WORKING DATA below:

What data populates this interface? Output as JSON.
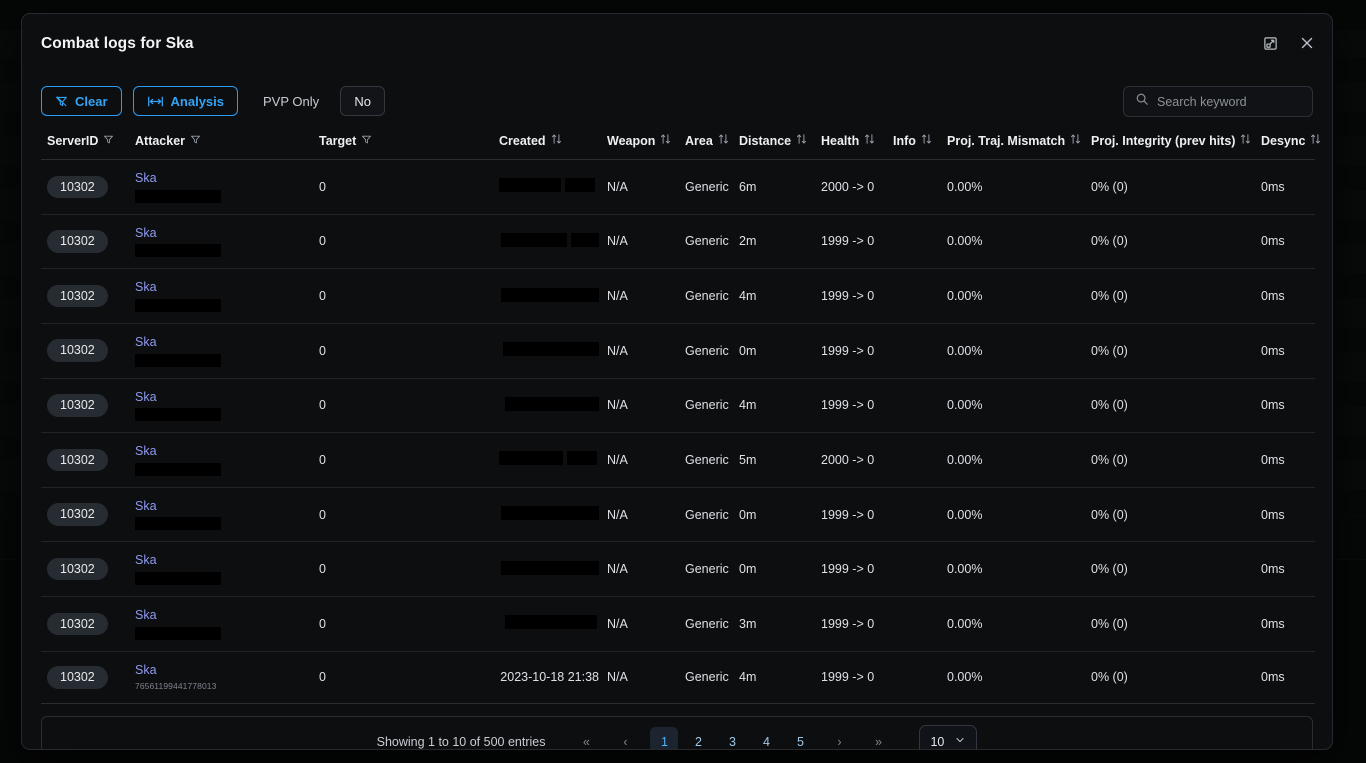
{
  "modal": {
    "title": "Combat logs for Ska",
    "expand_icon": "expand-icon",
    "close_icon": "close-icon"
  },
  "toolbar": {
    "clear_label": "Clear",
    "clear_icon": "filter-off-icon",
    "analysis_label": "Analysis",
    "analysis_icon": "measure-distance-icon",
    "pvp_label": "PVP Only",
    "pvp_value": "No"
  },
  "search": {
    "placeholder": "Search keyword",
    "value": "",
    "icon": "search-icon"
  },
  "table": {
    "columns": [
      {
        "label": "ServerID",
        "control": "filter"
      },
      {
        "label": "Attacker",
        "control": "filter"
      },
      {
        "label": "Target",
        "control": "filter"
      },
      {
        "label": "Created",
        "control": "sort"
      },
      {
        "label": "Weapon",
        "control": "sort"
      },
      {
        "label": "Area",
        "control": "sort"
      },
      {
        "label": "Distance",
        "control": "sort"
      },
      {
        "label": "Health",
        "control": "sort"
      },
      {
        "label": "Info",
        "control": "sort"
      },
      {
        "label": "Proj. Traj. Mismatch",
        "control": "sort"
      },
      {
        "label": "Proj. Integrity (prev hits)",
        "control": "sort"
      },
      {
        "label": "Desync",
        "control": "sort"
      }
    ],
    "rows": [
      {
        "server_id": "10302",
        "attacker": "Ska",
        "attacker_id": "",
        "attacker_redacted": true,
        "target": "0",
        "created": "",
        "created_redacted": true,
        "weapon": "N/A",
        "area": "Generic",
        "distance": "6m",
        "health": "2000 -> 0",
        "info": "",
        "proj_traj_mismatch": "0.00%",
        "proj_integrity": "0% (0)",
        "desync": "0ms"
      },
      {
        "server_id": "10302",
        "attacker": "Ska",
        "attacker_id": "",
        "attacker_redacted": true,
        "target": "0",
        "created": "",
        "created_redacted": true,
        "weapon": "N/A",
        "area": "Generic",
        "distance": "2m",
        "health": "1999 -> 0",
        "info": "",
        "proj_traj_mismatch": "0.00%",
        "proj_integrity": "0% (0)",
        "desync": "0ms"
      },
      {
        "server_id": "10302",
        "attacker": "Ska",
        "attacker_id": "",
        "attacker_redacted": true,
        "target": "0",
        "created": "",
        "created_redacted": true,
        "weapon": "N/A",
        "area": "Generic",
        "distance": "4m",
        "health": "1999 -> 0",
        "info": "",
        "proj_traj_mismatch": "0.00%",
        "proj_integrity": "0% (0)",
        "desync": "0ms"
      },
      {
        "server_id": "10302",
        "attacker": "Ska",
        "attacker_id": "",
        "attacker_redacted": true,
        "target": "0",
        "created": "",
        "created_redacted": true,
        "weapon": "N/A",
        "area": "Generic",
        "distance": "0m",
        "health": "1999 -> 0",
        "info": "",
        "proj_traj_mismatch": "0.00%",
        "proj_integrity": "0% (0)",
        "desync": "0ms"
      },
      {
        "server_id": "10302",
        "attacker": "Ska",
        "attacker_id": "",
        "attacker_redacted": true,
        "target": "0",
        "created": "",
        "created_redacted": true,
        "weapon": "N/A",
        "area": "Generic",
        "distance": "4m",
        "health": "1999 -> 0",
        "info": "",
        "proj_traj_mismatch": "0.00%",
        "proj_integrity": "0% (0)",
        "desync": "0ms"
      },
      {
        "server_id": "10302",
        "attacker": "Ska",
        "attacker_id": "",
        "attacker_redacted": true,
        "target": "0",
        "created": "",
        "created_redacted": true,
        "weapon": "N/A",
        "area": "Generic",
        "distance": "5m",
        "health": "2000 -> 0",
        "info": "",
        "proj_traj_mismatch": "0.00%",
        "proj_integrity": "0% (0)",
        "desync": "0ms"
      },
      {
        "server_id": "10302",
        "attacker": "Ska",
        "attacker_id": "",
        "attacker_redacted": true,
        "target": "0",
        "created": "",
        "created_redacted": true,
        "weapon": "N/A",
        "area": "Generic",
        "distance": "0m",
        "health": "1999 -> 0",
        "info": "",
        "proj_traj_mismatch": "0.00%",
        "proj_integrity": "0% (0)",
        "desync": "0ms"
      },
      {
        "server_id": "10302",
        "attacker": "Ska",
        "attacker_id": "",
        "attacker_redacted": true,
        "target": "0",
        "created": "",
        "created_redacted": true,
        "weapon": "N/A",
        "area": "Generic",
        "distance": "0m",
        "health": "1999 -> 0",
        "info": "",
        "proj_traj_mismatch": "0.00%",
        "proj_integrity": "0% (0)",
        "desync": "0ms"
      },
      {
        "server_id": "10302",
        "attacker": "Ska",
        "attacker_id": "",
        "attacker_redacted": true,
        "target": "0",
        "created": "",
        "created_redacted": true,
        "weapon": "N/A",
        "area": "Generic",
        "distance": "3m",
        "health": "1999 -> 0",
        "info": "",
        "proj_traj_mismatch": "0.00%",
        "proj_integrity": "0% (0)",
        "desync": "0ms"
      },
      {
        "server_id": "10302",
        "attacker": "Ska",
        "attacker_id": "76561199441778013",
        "attacker_redacted": false,
        "target": "0",
        "created": "2023-10-18 21:38",
        "created_redacted": false,
        "weapon": "N/A",
        "area": "Generic",
        "distance": "4m",
        "health": "1999 -> 0",
        "info": "",
        "proj_traj_mismatch": "0.00%",
        "proj_integrity": "0% (0)",
        "desync": "0ms"
      }
    ]
  },
  "pagination": {
    "showing_text": "Showing 1 to 10 of 500 entries",
    "first_label": "«",
    "prev_label": "‹",
    "next_label": "›",
    "last_label": "»",
    "pages": [
      "1",
      "2",
      "3",
      "4",
      "5"
    ],
    "active_page": "1",
    "page_size": "10"
  },
  "colors": {
    "accent": "#2d9cf0",
    "link": "#8f9af0",
    "modal_bg": "#0d0e10",
    "page_bg": "#08090a"
  }
}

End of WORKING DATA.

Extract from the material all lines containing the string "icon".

- **SOLUTION FOR THIS EXERCISE**
    "expand_icon": "expand-icon",
    "close_icon": "close-icon"
    "clear_icon": "filter-off-icon",
    "analysis_icon": "measure-distance-icon",
    "icon": "search-icon"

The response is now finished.